# [WHAT IS EXPECTED]
Word for word, reproduce all entries below, leaving every picture out.

# [MATERIAL SUPPLIED]
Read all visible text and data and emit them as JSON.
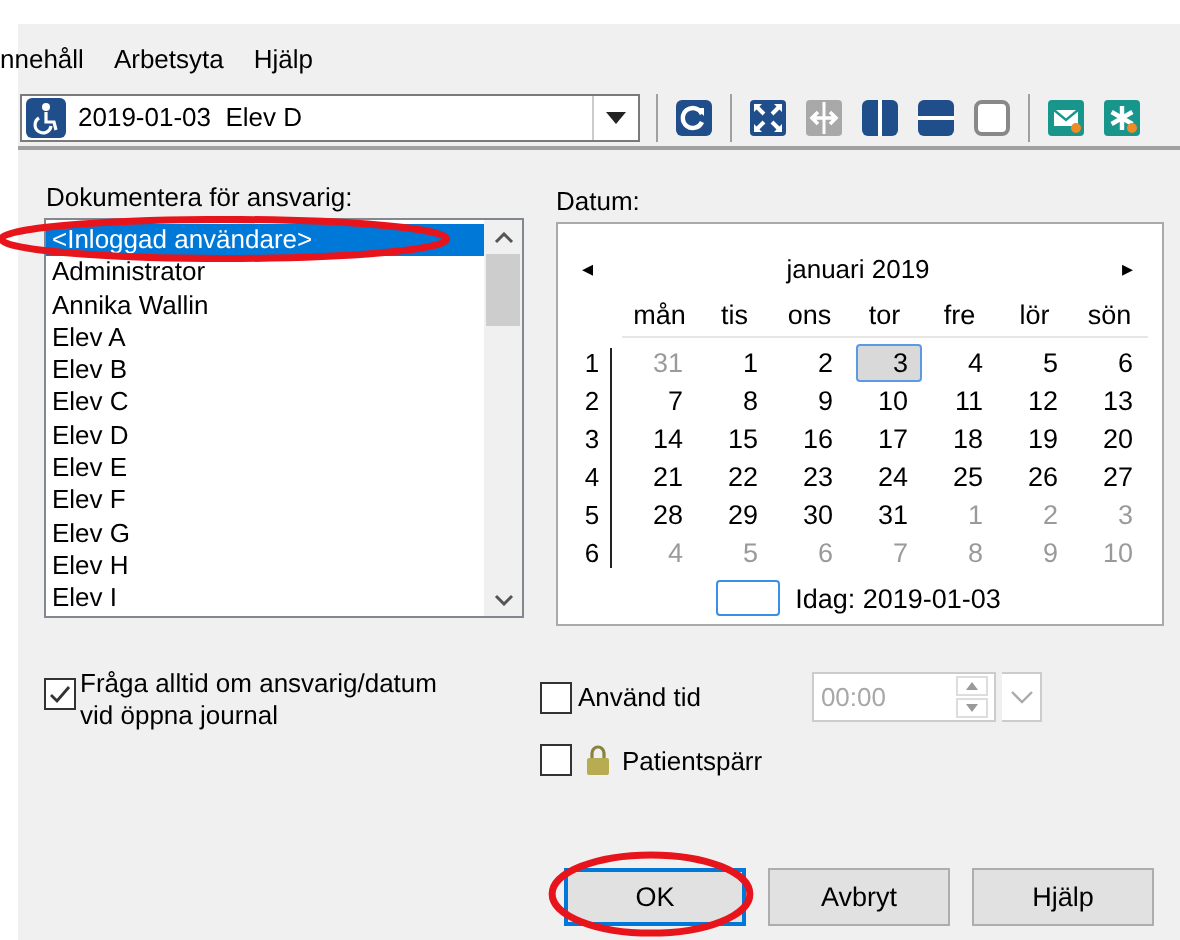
{
  "menu": [
    {
      "label": "nnehåll"
    },
    {
      "label": "Arbetsyta"
    },
    {
      "label": "Hjälp"
    }
  ],
  "toolbar": {
    "combo_value": "2019-01-03  Elev D",
    "tools": [
      {
        "kind": "refresh",
        "disabled": false
      },
      {
        "kind": "expand",
        "disabled": false
      },
      {
        "kind": "split",
        "disabled": true
      },
      {
        "kind": "columns",
        "disabled": false
      },
      {
        "kind": "rows",
        "disabled": false
      },
      {
        "kind": "single",
        "disabled": false
      },
      {
        "kind": "mail",
        "disabled": false
      },
      {
        "kind": "asterisk",
        "disabled": false
      }
    ]
  },
  "responsible": {
    "label": "Dokumentera för ansvarig:",
    "items": [
      {
        "label": "<Inloggad användare>",
        "selected": true,
        "circled": true
      },
      {
        "label": "Administrator",
        "selected": false,
        "circled": false
      },
      {
        "label": "Annika Wallin",
        "selected": false,
        "circled": false
      },
      {
        "label": "Elev A",
        "selected": false,
        "circled": false
      },
      {
        "label": "Elev B",
        "selected": false,
        "circled": false
      },
      {
        "label": "Elev C",
        "selected": false,
        "circled": false
      },
      {
        "label": "Elev D",
        "selected": false,
        "circled": false
      },
      {
        "label": "Elev E",
        "selected": false,
        "circled": false
      },
      {
        "label": "Elev F",
        "selected": false,
        "circled": false
      },
      {
        "label": "Elev G",
        "selected": false,
        "circled": false
      },
      {
        "label": "Elev H",
        "selected": false,
        "circled": false
      },
      {
        "label": "Elev I",
        "selected": false,
        "circled": false
      }
    ]
  },
  "date": {
    "label": "Datum:",
    "month": "januari 2019",
    "prev": "◂",
    "next": "▸",
    "weekdays": [
      "mån",
      "tis",
      "ons",
      "tor",
      "fre",
      "lör",
      "sön"
    ],
    "weeks": [
      {
        "number": "1",
        "days": [
          {
            "label": "31",
            "other_month": true,
            "selected": false
          },
          {
            "label": "1",
            "other_month": false,
            "selected": false
          },
          {
            "label": "2",
            "other_month": false,
            "selected": false
          },
          {
            "label": "3",
            "other_month": false,
            "selected": true
          },
          {
            "label": "4",
            "other_month": false,
            "selected": false
          },
          {
            "label": "5",
            "other_month": false,
            "selected": false
          },
          {
            "label": "6",
            "other_month": false,
            "selected": false
          }
        ]
      },
      {
        "number": "2",
        "days": [
          {
            "label": "7",
            "other_month": false,
            "selected": false
          },
          {
            "label": "8",
            "other_month": false,
            "selected": false
          },
          {
            "label": "9",
            "other_month": false,
            "selected": false
          },
          {
            "label": "10",
            "other_month": false,
            "selected": false
          },
          {
            "label": "11",
            "other_month": false,
            "selected": false
          },
          {
            "label": "12",
            "other_month": false,
            "selected": false
          },
          {
            "label": "13",
            "other_month": false,
            "selected": false
          }
        ]
      },
      {
        "number": "3",
        "days": [
          {
            "label": "14",
            "other_month": false,
            "selected": false
          },
          {
            "label": "15",
            "other_month": false,
            "selected": false
          },
          {
            "label": "16",
            "other_month": false,
            "selected": false
          },
          {
            "label": "17",
            "other_month": false,
            "selected": false
          },
          {
            "label": "18",
            "other_month": false,
            "selected": false
          },
          {
            "label": "19",
            "other_month": false,
            "selected": false
          },
          {
            "label": "20",
            "other_month": false,
            "selected": false
          }
        ]
      },
      {
        "number": "4",
        "days": [
          {
            "label": "21",
            "other_month": false,
            "selected": false
          },
          {
            "label": "22",
            "other_month": false,
            "selected": false
          },
          {
            "label": "23",
            "other_month": false,
            "selected": false
          },
          {
            "label": "24",
            "other_month": false,
            "selected": false
          },
          {
            "label": "25",
            "other_month": false,
            "selected": false
          },
          {
            "label": "26",
            "other_month": false,
            "selected": false
          },
          {
            "label": "27",
            "other_month": false,
            "selected": false
          }
        ]
      },
      {
        "number": "5",
        "days": [
          {
            "label": "28",
            "other_month": false,
            "selected": false
          },
          {
            "label": "29",
            "other_month": false,
            "selected": false
          },
          {
            "label": "30",
            "other_month": false,
            "selected": false
          },
          {
            "label": "31",
            "other_month": false,
            "selected": false
          },
          {
            "label": "1",
            "other_month": true,
            "selected": false
          },
          {
            "label": "2",
            "other_month": true,
            "selected": false
          },
          {
            "label": "3",
            "other_month": true,
            "selected": false
          }
        ]
      },
      {
        "number": "6",
        "days": [
          {
            "label": "4",
            "other_month": true,
            "selected": false
          },
          {
            "label": "5",
            "other_month": true,
            "selected": false
          },
          {
            "label": "6",
            "other_month": true,
            "selected": false
          },
          {
            "label": "7",
            "other_month": true,
            "selected": false
          },
          {
            "label": "8",
            "other_month": true,
            "selected": false
          },
          {
            "label": "9",
            "other_month": true,
            "selected": false
          },
          {
            "label": "10",
            "other_month": true,
            "selected": false
          }
        ]
      }
    ],
    "today": "Idag: 2019-01-03"
  },
  "always_ask": {
    "label": "Fråga alltid om ansvarig/datum vid öppna journal",
    "checked": true
  },
  "use_time": {
    "label": "Använd tid",
    "checked": false,
    "time": "00:00",
    "disabled": true
  },
  "patient_lock": {
    "label": "Patientspärr",
    "checked": false
  },
  "buttons": [
    {
      "label": "OK",
      "default": true,
      "circled": true
    },
    {
      "label": "Avbryt",
      "default": false,
      "circled": false
    },
    {
      "label": "Hjälp",
      "default": false,
      "circled": false
    }
  ]
}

# [COMPLETED TASK]
Read all visible text and data and emit them as JSON.
{
  "menu": [
    {
      "label": "nnehåll"
    },
    {
      "label": "Arbetsyta"
    },
    {
      "label": "Hjälp"
    }
  ],
  "toolbar": {
    "combo_value": "2019-01-03  Elev D",
    "tools": [
      {
        "kind": "refresh",
        "disabled": false
      },
      {
        "kind": "expand",
        "disabled": false
      },
      {
        "kind": "split",
        "disabled": true
      },
      {
        "kind": "columns",
        "disabled": false
      },
      {
        "kind": "rows",
        "disabled": false
      },
      {
        "kind": "single",
        "disabled": false
      },
      {
        "kind": "mail",
        "disabled": false
      },
      {
        "kind": "asterisk",
        "disabled": false
      }
    ]
  },
  "responsible": {
    "label": "Dokumentera för ansvarig:",
    "items": [
      {
        "label": "<Inloggad användare>",
        "selected": true,
        "circled": true
      },
      {
        "label": "Administrator",
        "selected": false,
        "circled": false
      },
      {
        "label": "Annika Wallin",
        "selected": false,
        "circled": false
      },
      {
        "label": "Elev A",
        "selected": false,
        "circled": false
      },
      {
        "label": "Elev B",
        "selected": false,
        "circled": false
      },
      {
        "label": "Elev C",
        "selected": false,
        "circled": false
      },
      {
        "label": "Elev D",
        "selected": false,
        "circled": false
      },
      {
        "label": "Elev E",
        "selected": false,
        "circled": false
      },
      {
        "label": "Elev F",
        "selected": false,
        "circled": false
      },
      {
        "label": "Elev G",
        "selected": false,
        "circled": false
      },
      {
        "label": "Elev H",
        "selected": false,
        "circled": false
      },
      {
        "label": "Elev I",
        "selected": false,
        "circled": false
      }
    ]
  },
  "date": {
    "label": "Datum:",
    "month": "januari 2019",
    "prev": "◂",
    "next": "▸",
    "weekdays": [
      "mån",
      "tis",
      "ons",
      "tor",
      "fre",
      "lör",
      "sön"
    ],
    "weeks": [
      {
        "number": "1",
        "days": [
          {
            "label": "31",
            "other_month": true,
            "selected": false
          },
          {
            "label": "1",
            "other_month": false,
            "selected": false
          },
          {
            "label": "2",
            "other_month": false,
            "selected": false
          },
          {
            "label": "3",
            "other_month": false,
            "selected": true
          },
          {
            "label": "4",
            "other_month": false,
            "selected": false
          },
          {
            "label": "5",
            "other_month": false,
            "selected": false
          },
          {
            "label": "6",
            "other_month": false,
            "selected": false
          }
        ]
      },
      {
        "number": "2",
        "days": [
          {
            "label": "7",
            "other_month": false,
            "selected": false
          },
          {
            "label": "8",
            "other_month": false,
            "selected": false
          },
          {
            "label": "9",
            "other_month": false,
            "selected": false
          },
          {
            "label": "10",
            "other_month": false,
            "selected": false
          },
          {
            "label": "11",
            "other_month": false,
            "selected": false
          },
          {
            "label": "12",
            "other_month": false,
            "selected": false
          },
          {
            "label": "13",
            "other_month": false,
            "selected": false
          }
        ]
      },
      {
        "number": "3",
        "days": [
          {
            "label": "14",
            "other_month": false,
            "selected": false
          },
          {
            "label": "15",
            "other_month": false,
            "selected": false
          },
          {
            "label": "16",
            "other_month": false,
            "selected": false
          },
          {
            "label": "17",
            "other_month": false,
            "selected": false
          },
          {
            "label": "18",
            "other_month": false,
            "selected": false
          },
          {
            "label": "19",
            "other_month": false,
            "selected": false
          },
          {
            "label": "20",
            "other_month": false,
            "selected": false
          }
        ]
      },
      {
        "number": "4",
        "days": [
          {
            "label": "21",
            "other_month": false,
            "selected": false
          },
          {
            "label": "22",
            "other_month": false,
            "selected": false
          },
          {
            "label": "23",
            "other_month": false,
            "selected": false
          },
          {
            "label": "24",
            "other_month": false,
            "selected": false
          },
          {
            "label": "25",
            "other_month": false,
            "selected": false
          },
          {
            "label": "26",
            "other_month": false,
            "selected": false
          },
          {
            "label": "27",
            "other_month": false,
            "selected": false
          }
        ]
      },
      {
        "number": "5",
        "days": [
          {
            "label": "28",
            "other_month": false,
            "selected": false
          },
          {
            "label": "29",
            "other_month": false,
            "selected": false
          },
          {
            "label": "30",
            "other_month": false,
            "selected": false
          },
          {
            "label": "31",
            "other_month": false,
            "selected": false
          },
          {
            "label": "1",
            "other_month": true,
            "selected": false
          },
          {
            "label": "2",
            "other_month": true,
            "selected": false
          },
          {
            "label": "3",
            "other_month": true,
            "selected": false
          }
        ]
      },
      {
        "number": "6",
        "days": [
          {
            "label": "4",
            "other_month": true,
            "selected": false
          },
          {
            "label": "5",
            "other_month": true,
            "selected": false
          },
          {
            "label": "6",
            "other_month": true,
            "selected": false
          },
          {
            "label": "7",
            "other_month": true,
            "selected": false
          },
          {
            "label": "8",
            "other_month": true,
            "selected": false
          },
          {
            "label": "9",
            "other_month": true,
            "selected": false
          },
          {
            "label": "10",
            "other_month": true,
            "selected": false
          }
        ]
      }
    ],
    "today": "Idag: 2019-01-03"
  },
  "always_ask": {
    "label": "Fråga alltid om ansvarig/datum vid öppna journal",
    "checked": true
  },
  "use_time": {
    "label": "Använd tid",
    "checked": false,
    "time": "00:00",
    "disabled": true
  },
  "patient_lock": {
    "label": "Patientspärr",
    "checked": false
  },
  "buttons": [
    {
      "label": "OK",
      "default": true,
      "circled": true
    },
    {
      "label": "Avbryt",
      "default": false,
      "circled": false
    },
    {
      "label": "Hjälp",
      "default": false,
      "circled": false
    }
  ]
}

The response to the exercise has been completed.